After the failures of SVB and Signature Bank, Fed Chair Jerome Powell launched the Bank Term Funding Program, which was a new form of emergency credit available to eligible financial institutions. To be accepted into the program, a bank must pledge collateral that the Fed could purchase through its open market operations.
What’s novel about this program is just how generous its terms are. The securities offered as collateral are priced at par value, which is not their current, depressed market value but rather their original value.
The interest rate for the Bank Term Funding Program, which is published daily, is the one-year overnight index swap rate (OIS) plus 10 basis points. As of May 24, 2023, that rate was 5.05%.
Restoring Confidence in the Nation’s Banking System
Even though the FDIC insures deposits up to a maximum of $250,000, in the aftermath of the implosions at SVB and Signature Bank, Fed Chair Jerome Powell and U.S. Treasury Secretary Janet Yellen promised all customers of the failed bank would be “made whole,” which meant they would get all of their money back—even above the $250,000 insurance limit.
This action sought to reassure Americans that everyone’s money was safe at their local bank and always would be. President Biden said, “Because of the actions that our regulators have already taken, every American should feel confident that their deposits will be there if and when they need them.”
Taking Some Blame for the Fallout
Remarkably, when Fed Vice Chair for Supervision Michael Barr released the agency’s investigation into the failure at Silicon Valley Bank, he said that the Fed itself did not “take forceful enough action” to prevent the catastrophe. He also cited a lack of supervision of the distressed bank during the Trump Administration under former Fed Vice Chair for Supervision, Randal Quarles.
Additionally, the Trump-era rollbacks of the Dodd-Frank Act, which had implemented “stress testing” of small and mid-sized banks to identify systemic threats, had effectively served as smokescreens, obscuring the crises before they were too late to fix.
Finally, during the Federal Open Market Committee press conference on May 3, 2023, after the Fed raised the Fed funds rate by another 25 basis points to a range of 5.00 to 5.25%, Fed Chair Jerome Powell hinted that they might be finished with rate hikes. He pointed out how his press release no longer contained language about “anticipating further increases.” He then added that future policy decisions would be made on a “meeting-by-meeting basis.”

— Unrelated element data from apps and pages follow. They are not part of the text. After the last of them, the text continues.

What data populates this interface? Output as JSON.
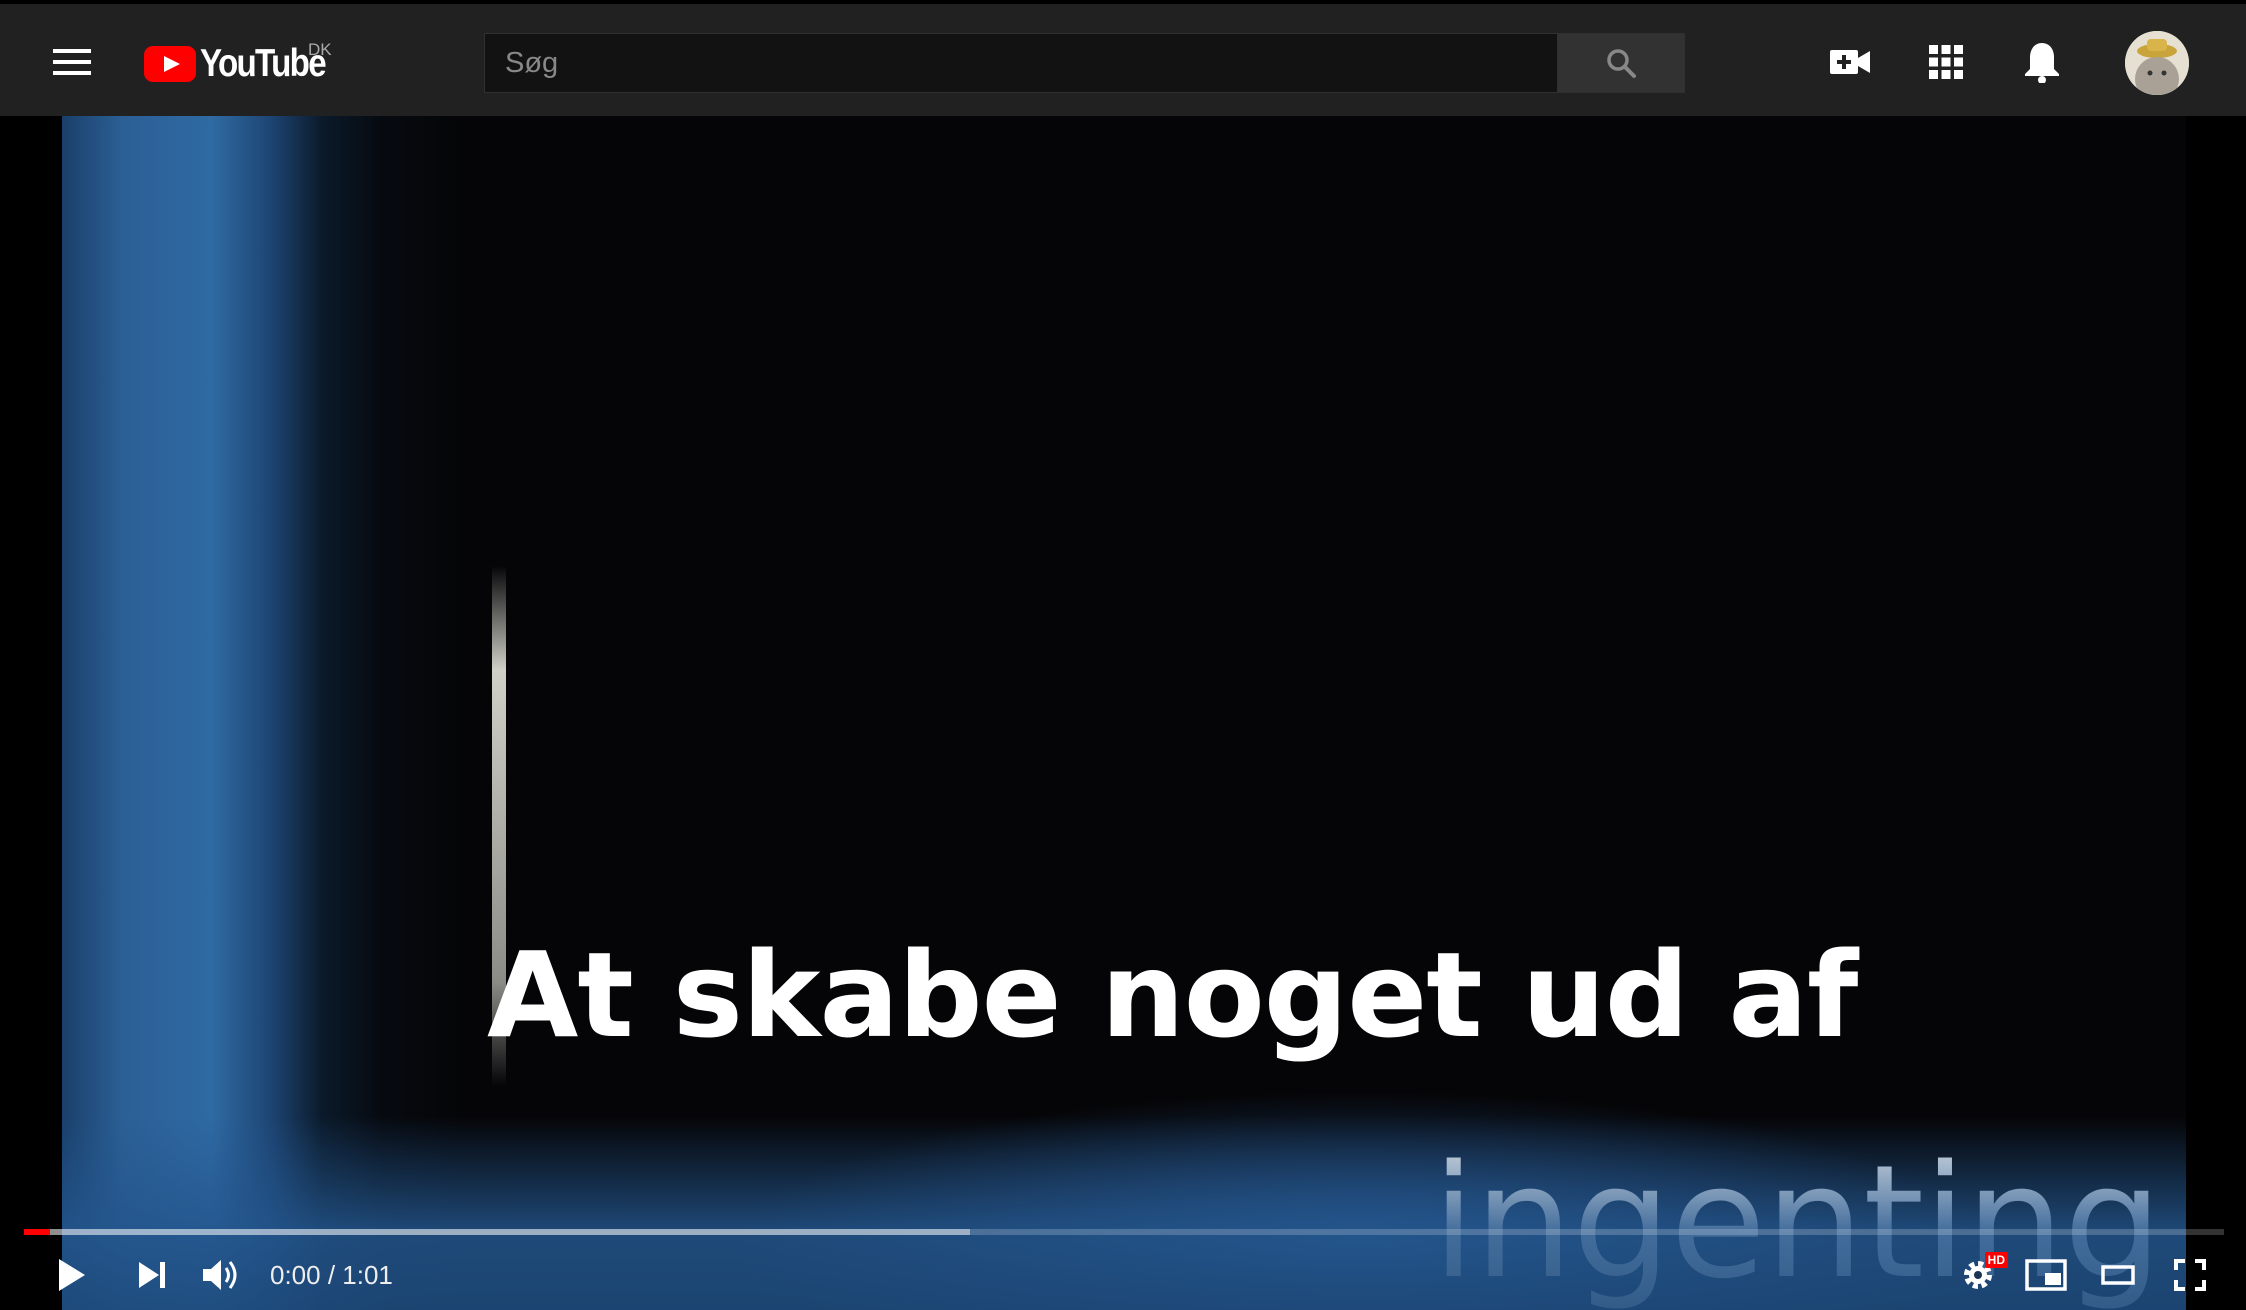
{
  "header": {
    "logo_text": "YouTube",
    "region": "DK",
    "search_placeholder": "Søg"
  },
  "video": {
    "caption_line1": "At skabe noget ud af",
    "caption_line2": "ingenting",
    "current_time": "0:00",
    "duration": "1:01",
    "time_display": "0:00 / 1:01",
    "progress_played_fraction": 0.012,
    "progress_loaded_fraction": 0.43,
    "settings_badge": "HD"
  },
  "colors": {
    "header_bg": "#212121",
    "brand_red": "#ff0000"
  },
  "icons": [
    "menu-icon",
    "youtube-logo-icon",
    "search-icon",
    "create-video-icon",
    "apps-grid-icon",
    "bell-icon",
    "play-icon",
    "next-icon",
    "volume-icon",
    "settings-gear-icon",
    "miniplayer-icon",
    "theater-mode-icon",
    "fullscreen-icon"
  ]
}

Is the Banking Crisis of 2023 Over?
Even if the Fed maintains the Fed funds rate at its current levels, the banking sector may not be out of the woods yet. Even a longtime REIT investor like Charlie Munger, Vice Chairman of Berkshire Hathaway, admits that “A lot of real estate isn’t so good any more. We have a lot of troubled office buildings, a lot of troubled shopping centers, a lot of troubled other properties. There’s a lot of agony out there.”
And there are rumblings that two more regional banks, PacWest and Western Alliance, may be the next to fall. Only time will tell what happens next.